     * @param modid - Modid to check if loaded
     * @param classNameActive - The class name to return if the mod is active
     * @param classNameInactive - The class name to return if the mod is not present
     * @return The proper proxy class for whether the mod is loaded or not **/
    private static <T>T getInteropProxy(Class<T> type, String modid, String classNameActive, String classNameInactive) {
        T proxy = null;
        try {
            if (Loader.isModLoaded(modid)) {
                // reflection to avoid hard dependency
                proxy = Class.forName(classNameActive).asSubclass(type).newInstance();
            } else {
                proxy = Class.forName(classNameInactive).asSubclass(type).newInstance();
        } catch(ClassNotFoundException | InstantiationException | IllegalAccessException e) {
            logger.error("Error retrieving compatibility class. This is a bug.");
        return proxy;

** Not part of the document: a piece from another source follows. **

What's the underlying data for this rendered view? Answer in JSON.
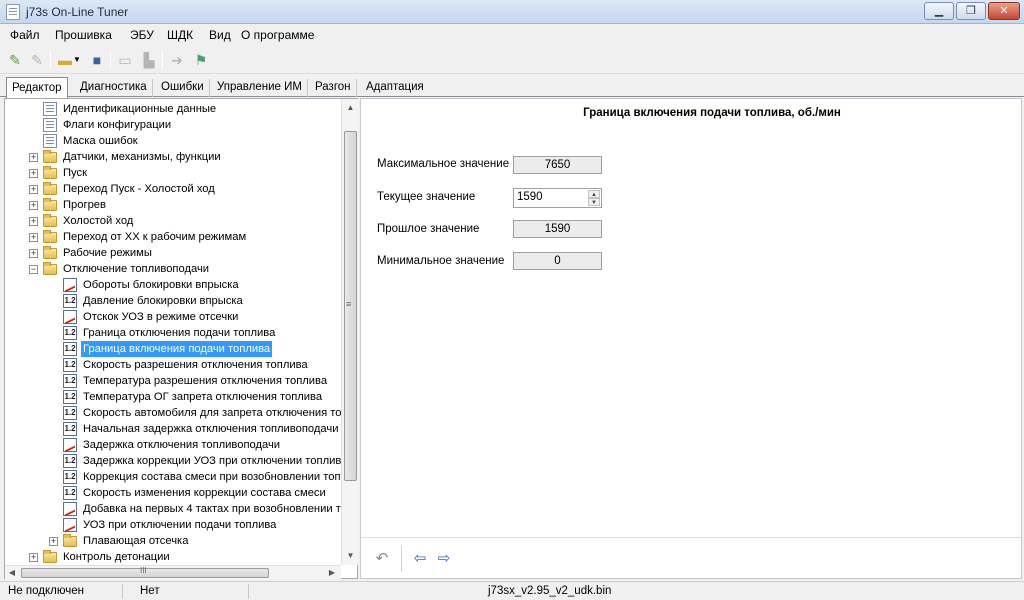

With this method, say you had an active compatability class in net.yourmod.compat.ActiveClaimIt and a corresponding net.yourmod.compat.InactiveClaimIt which both extend ClaimItCompatProxy
ClaimItCompatProxy has an abstract method called register(), which when called will do something that classloads ClaimIt inside the Active class, while the Inactive class does nothing. So, should I want to do an optional dependency call during preinit, I could do something like this:

public void preInit(FMLPreinitializationEvent event) {
    ClaimItCompatProxy proxy = <ClaimItCompatProxy>getInteropProxy(ClaimItCompatProxy.class, "claimitapi", "net.yourmod.compat.ActiveClaimIt", "net.yourmod.compat.InactiveClaimIt");
    if(proxy != null) {

Now, with this, you have sucessfully avoided a classload! You can even optionally statically subscribe event bus events inside your register() method (or equivalent) like so:

public void register() {

public static void onSomethingChangeInMod(YourEventHere event) {
    // Do something that depends on both an event an API

Now, you can post your own events that get passed to your ClaimIt API module, should it exist, without classloading!

The Lambda Way

I did mention another method, this is lambdas. This one is very simple should you know how to utilize it. There's a small trick in Java that if you have TWO lambda operators in a row and then classload, simply having it as a variable somewhere doesn't classload the innermost lambda. For example, I can safely do the following:

Supplier<Runnable> run = () -> () -> {
    // Insert all sorts of references to ClaimIt API here

if(Loader.isLoaded("claimitapi") {

Now that you have the rundown of avoiding classloading, you can safely develop using ClaimIt API directly in your mod! Addon makers are still however free to do whatever they please, with a hard dependency.

What next?

There are more specific pages for pieces of the API that you could wish to interact with. Check them out!